======== Recorded data

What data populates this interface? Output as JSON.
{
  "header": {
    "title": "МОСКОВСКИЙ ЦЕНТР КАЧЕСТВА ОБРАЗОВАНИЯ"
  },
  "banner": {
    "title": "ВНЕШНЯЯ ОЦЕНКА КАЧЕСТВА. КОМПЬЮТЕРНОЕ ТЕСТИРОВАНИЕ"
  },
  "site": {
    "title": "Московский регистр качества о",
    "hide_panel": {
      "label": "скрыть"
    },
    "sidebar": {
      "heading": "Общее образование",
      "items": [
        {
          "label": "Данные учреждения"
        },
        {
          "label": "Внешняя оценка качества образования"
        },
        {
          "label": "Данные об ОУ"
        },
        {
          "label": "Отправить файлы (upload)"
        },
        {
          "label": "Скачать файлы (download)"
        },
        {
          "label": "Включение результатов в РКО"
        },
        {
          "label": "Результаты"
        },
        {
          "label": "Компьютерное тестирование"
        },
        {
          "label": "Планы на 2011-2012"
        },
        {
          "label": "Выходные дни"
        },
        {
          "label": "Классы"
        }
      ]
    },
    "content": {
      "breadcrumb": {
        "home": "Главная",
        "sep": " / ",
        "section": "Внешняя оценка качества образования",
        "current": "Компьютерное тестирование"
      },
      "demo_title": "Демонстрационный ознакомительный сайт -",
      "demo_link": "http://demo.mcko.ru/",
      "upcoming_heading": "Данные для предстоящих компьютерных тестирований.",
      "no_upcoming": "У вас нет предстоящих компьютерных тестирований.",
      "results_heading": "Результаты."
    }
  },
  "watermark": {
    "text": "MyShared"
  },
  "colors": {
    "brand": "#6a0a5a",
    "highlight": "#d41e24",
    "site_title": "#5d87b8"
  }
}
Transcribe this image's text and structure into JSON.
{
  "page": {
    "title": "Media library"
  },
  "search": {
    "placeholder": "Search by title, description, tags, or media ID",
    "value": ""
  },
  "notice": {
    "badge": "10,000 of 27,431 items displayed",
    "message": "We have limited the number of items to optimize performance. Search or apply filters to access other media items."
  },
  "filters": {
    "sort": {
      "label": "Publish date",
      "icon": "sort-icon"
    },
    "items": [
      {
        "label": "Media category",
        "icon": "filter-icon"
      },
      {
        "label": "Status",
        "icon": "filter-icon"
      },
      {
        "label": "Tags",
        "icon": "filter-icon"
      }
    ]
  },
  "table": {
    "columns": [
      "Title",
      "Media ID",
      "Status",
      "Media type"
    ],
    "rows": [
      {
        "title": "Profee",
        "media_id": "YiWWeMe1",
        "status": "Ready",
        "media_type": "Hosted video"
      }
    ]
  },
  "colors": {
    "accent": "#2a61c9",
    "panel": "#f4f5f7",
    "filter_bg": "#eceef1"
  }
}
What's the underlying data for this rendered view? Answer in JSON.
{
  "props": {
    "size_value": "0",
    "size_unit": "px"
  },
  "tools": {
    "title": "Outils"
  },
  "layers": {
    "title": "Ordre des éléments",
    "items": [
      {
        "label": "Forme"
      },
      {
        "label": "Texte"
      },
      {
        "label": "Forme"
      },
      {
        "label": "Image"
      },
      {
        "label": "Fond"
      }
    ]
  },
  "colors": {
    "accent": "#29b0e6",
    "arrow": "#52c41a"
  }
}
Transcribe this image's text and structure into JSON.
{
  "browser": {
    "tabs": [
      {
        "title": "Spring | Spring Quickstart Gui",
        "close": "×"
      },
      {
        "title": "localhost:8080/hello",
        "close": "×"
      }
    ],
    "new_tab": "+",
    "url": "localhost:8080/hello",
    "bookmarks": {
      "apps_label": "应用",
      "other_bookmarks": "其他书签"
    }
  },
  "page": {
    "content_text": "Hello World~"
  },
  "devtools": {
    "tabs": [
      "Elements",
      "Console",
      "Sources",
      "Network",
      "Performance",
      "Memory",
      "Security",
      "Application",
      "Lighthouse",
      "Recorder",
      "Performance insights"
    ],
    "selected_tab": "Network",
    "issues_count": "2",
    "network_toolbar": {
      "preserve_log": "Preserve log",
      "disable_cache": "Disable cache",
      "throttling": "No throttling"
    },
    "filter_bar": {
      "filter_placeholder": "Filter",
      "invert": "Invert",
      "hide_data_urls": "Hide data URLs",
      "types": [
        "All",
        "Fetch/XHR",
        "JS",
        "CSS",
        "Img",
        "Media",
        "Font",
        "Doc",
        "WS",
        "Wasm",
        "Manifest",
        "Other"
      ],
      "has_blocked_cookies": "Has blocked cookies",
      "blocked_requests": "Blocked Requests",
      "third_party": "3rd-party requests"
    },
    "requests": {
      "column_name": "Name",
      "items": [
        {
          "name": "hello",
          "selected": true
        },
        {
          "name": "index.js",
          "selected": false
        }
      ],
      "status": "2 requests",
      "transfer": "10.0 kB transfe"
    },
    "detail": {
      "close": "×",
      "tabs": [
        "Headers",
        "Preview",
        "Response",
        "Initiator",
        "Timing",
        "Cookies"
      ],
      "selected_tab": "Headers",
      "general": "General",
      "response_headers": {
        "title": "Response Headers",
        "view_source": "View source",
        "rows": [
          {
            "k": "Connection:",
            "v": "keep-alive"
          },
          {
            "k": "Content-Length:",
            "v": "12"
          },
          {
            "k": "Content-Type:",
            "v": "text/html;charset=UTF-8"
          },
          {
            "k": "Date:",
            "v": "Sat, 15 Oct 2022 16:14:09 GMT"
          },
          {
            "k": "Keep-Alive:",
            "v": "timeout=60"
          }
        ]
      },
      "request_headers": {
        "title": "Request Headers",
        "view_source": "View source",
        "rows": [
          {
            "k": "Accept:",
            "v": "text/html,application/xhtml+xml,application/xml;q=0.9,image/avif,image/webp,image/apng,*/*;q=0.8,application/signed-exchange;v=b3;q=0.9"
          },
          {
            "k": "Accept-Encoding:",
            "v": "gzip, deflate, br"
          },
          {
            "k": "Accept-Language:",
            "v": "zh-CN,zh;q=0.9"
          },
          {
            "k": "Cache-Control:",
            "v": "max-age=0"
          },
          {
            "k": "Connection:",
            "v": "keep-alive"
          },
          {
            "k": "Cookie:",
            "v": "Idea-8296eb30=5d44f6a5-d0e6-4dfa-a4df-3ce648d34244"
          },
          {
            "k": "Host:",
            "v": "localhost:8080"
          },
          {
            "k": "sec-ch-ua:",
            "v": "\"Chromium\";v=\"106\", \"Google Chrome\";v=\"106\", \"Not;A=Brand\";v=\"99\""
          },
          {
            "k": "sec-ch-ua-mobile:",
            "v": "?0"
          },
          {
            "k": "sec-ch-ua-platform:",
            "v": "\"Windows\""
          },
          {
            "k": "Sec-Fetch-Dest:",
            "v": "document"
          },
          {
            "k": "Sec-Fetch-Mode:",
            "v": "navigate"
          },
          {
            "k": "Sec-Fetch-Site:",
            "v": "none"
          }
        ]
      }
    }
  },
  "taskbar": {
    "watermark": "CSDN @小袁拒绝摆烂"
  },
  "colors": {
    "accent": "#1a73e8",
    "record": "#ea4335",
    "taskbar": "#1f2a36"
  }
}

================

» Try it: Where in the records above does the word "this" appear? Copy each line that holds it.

» Response box:
What data populates this interface? Output as JSON.
Transcribe this image's text and structure into JSON.
What's the underlying data for this rendered view? Answer in JSON.
Transcribe this image's text and structure into JSON.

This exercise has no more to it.